Another classic in participant in Joylon Wagg’s Vagabond Car Club rally is a French icon. A yellow car with a black roof parked to left of number 24. This is the Citroen DS.
The DS was an executive car manufactured between 1955 and 1975 by the French company Citroen. It was manufactured in a number of countries other than France which included, Australia, Portugal, United Kingdom, South Africa and Yugoslavia. It was designed by the Italian sculptor and designer Flaminio Bertoni and the French engineer Andre Lefebvre. It was offered as a:-
- 4-door saloon
- 5-door “Safari”, a station wagon
- 2-door convertible.
This car was unlike any other car that had been built in the 1950s. It was a futuristic looking car with technologies way beyond its time, especially the hydro-pneumatic self leveling suspension. This car was judged third in the 1999 “Car of the Century” poll which recognised world’s most influential automobile designs. It was also judged as the most beautiful car of all times by “Classic & Sports Car” magazine. The car garnered 743 orders in the first 15 minutes of it being displayed at the Paris Motor Show of 1955. The total number of bookings on day 1 were 12,000.
The talking point of the car was its hydro-pneumatic suspension which had self leveling capabilities along with variable ground clearance. This allowed it to glide over rough and broken roads with characterised a France still recovering from World War II and under reconstruction. The DS set new benchmarks in handling and ride quality. To improve handling, the car had fibre glass roof which lowered the center of gravity. It was also provided with hydraulic power steering and a semi-automatic transmission which allowed gears to be changed manually without the use of clutch.

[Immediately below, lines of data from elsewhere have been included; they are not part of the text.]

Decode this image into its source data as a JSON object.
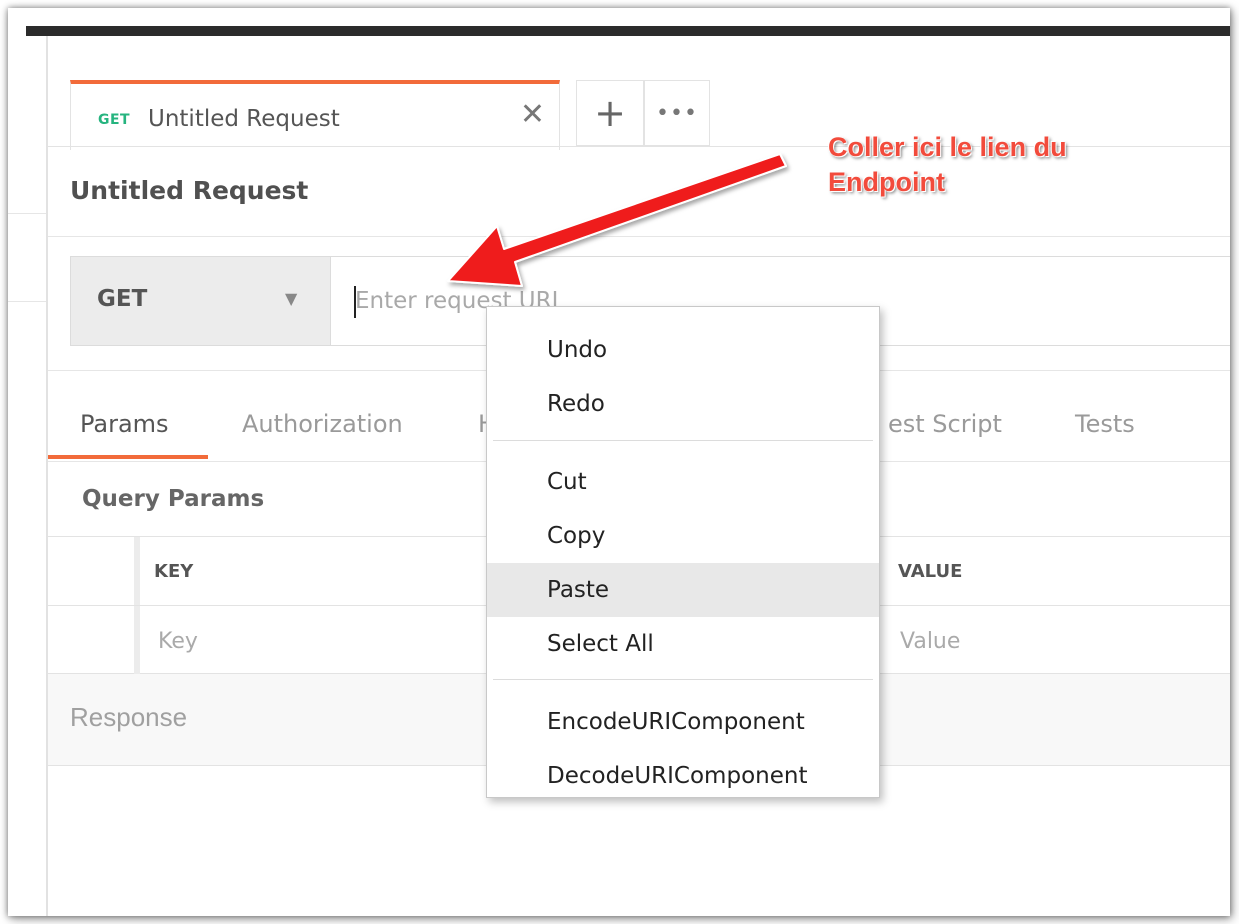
{
  "tab": {
    "method": "GET",
    "title": "Untitled Request",
    "close_glyph": "✕",
    "add_glyph": "+",
    "more_glyph": "•••"
  },
  "request": {
    "title": "Untitled Request",
    "method": "GET",
    "method_caret": "▼",
    "url_placeholder": "Enter request URL",
    "url_value": ""
  },
  "sections": {
    "tabs": [
      {
        "label": "Params",
        "active": true
      },
      {
        "label": "Authorization",
        "active": false
      },
      {
        "label": "H",
        "active": false
      },
      {
        "label": "est Script",
        "active": false
      },
      {
        "label": "Tests",
        "active": false
      }
    ]
  },
  "query_params": {
    "title": "Query Params",
    "columns": {
      "key": "KEY",
      "value": "VALUE"
    },
    "row_placeholders": {
      "key": "Key",
      "value": "Value"
    }
  },
  "response": {
    "label": "Response"
  },
  "context_menu": {
    "items": [
      {
        "label": "Undo",
        "highlighted": false
      },
      {
        "label": "Redo",
        "highlighted": false
      },
      {
        "label": "Cut",
        "highlighted": false
      },
      {
        "label": "Copy",
        "highlighted": false
      },
      {
        "label": "Paste",
        "highlighted": true
      },
      {
        "label": "Select All",
        "highlighted": false
      },
      {
        "label": "EncodeURIComponent",
        "highlighted": false
      },
      {
        "label": "DecodeURIComponent",
        "highlighted": false
      }
    ]
  },
  "annotation": {
    "line1": "Coller ici le lien du",
    "line2": "Endpoint",
    "color": "#f24b3c"
  },
  "colors": {
    "accent": "#f26b3a",
    "get_method": "#26b47f",
    "top_bar": "#2b2b2b"
  },
  "icons": {
    "close": "close-icon",
    "add": "plus-icon",
    "more": "ellipsis-icon",
    "caret": "chevron-down-icon",
    "arrow": "arrow-annotation-icon"
  }
}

The 1957 DS, which is shown in the book “The Red Sea Sharks” was powered by a 1,911 cc (116.7 Cu-inch) inline naturally aspirated four cylinder petrol engine. This engine breathed through two valves per cylinder to put out 74 HP at 4,500 rpm. It also generated 137 N-m (101 ft-lb) at 3,000 rpm. The car was mid-engined, though the engine sat ahead of the driver and not aft as is the normal case with mid-engined cars. This improved the weight distribution and hence handling. All the power and torque were fed to the front wheels through a semi-automatic gearbox with four ratios.
A Cd of 0.38 allowed this small engine to push a 4,800 mm (189″) long, 1,790 mm (70.5″) wide and 1,470 mm (57.9″) tall car weighing 1,650 kg (3,638lbs) to a top speed of 148 km/h (92 mph). It could accelerate from 0 to 100 km/h in 21.1 seconds or 0 to 60 mph in 19.7 seconds. A quarter mile drag took 21.8 seconds with the speedo showing 102 km/h (63 mph) when the brakes were hit at the end of the drag strip. To improve handling, the track at the front wheels was more than the track at the rear wheels.
Designed by a sculptor, the DS, pronounced “Deesse” French pun for goddess had many innovative design cues which made its competitors appear as ox carts in space age. One of the highlights was the single spoke steering wheel, a pure piece of art and with full functionality. It also used plastics for the interior trim, something of a rarity at the time.
The DS was the official car of the French President Charles de Gaulle. He survived an attempt on his life in this car in 1962. It was also owned by eminent personalities like cosmonaut Yuri Gagarin, Pope John XIII, painter Marc Chagall etc It was extremely popular with the French taxi drivers also because of the comfort it offered to them as well as their passengers.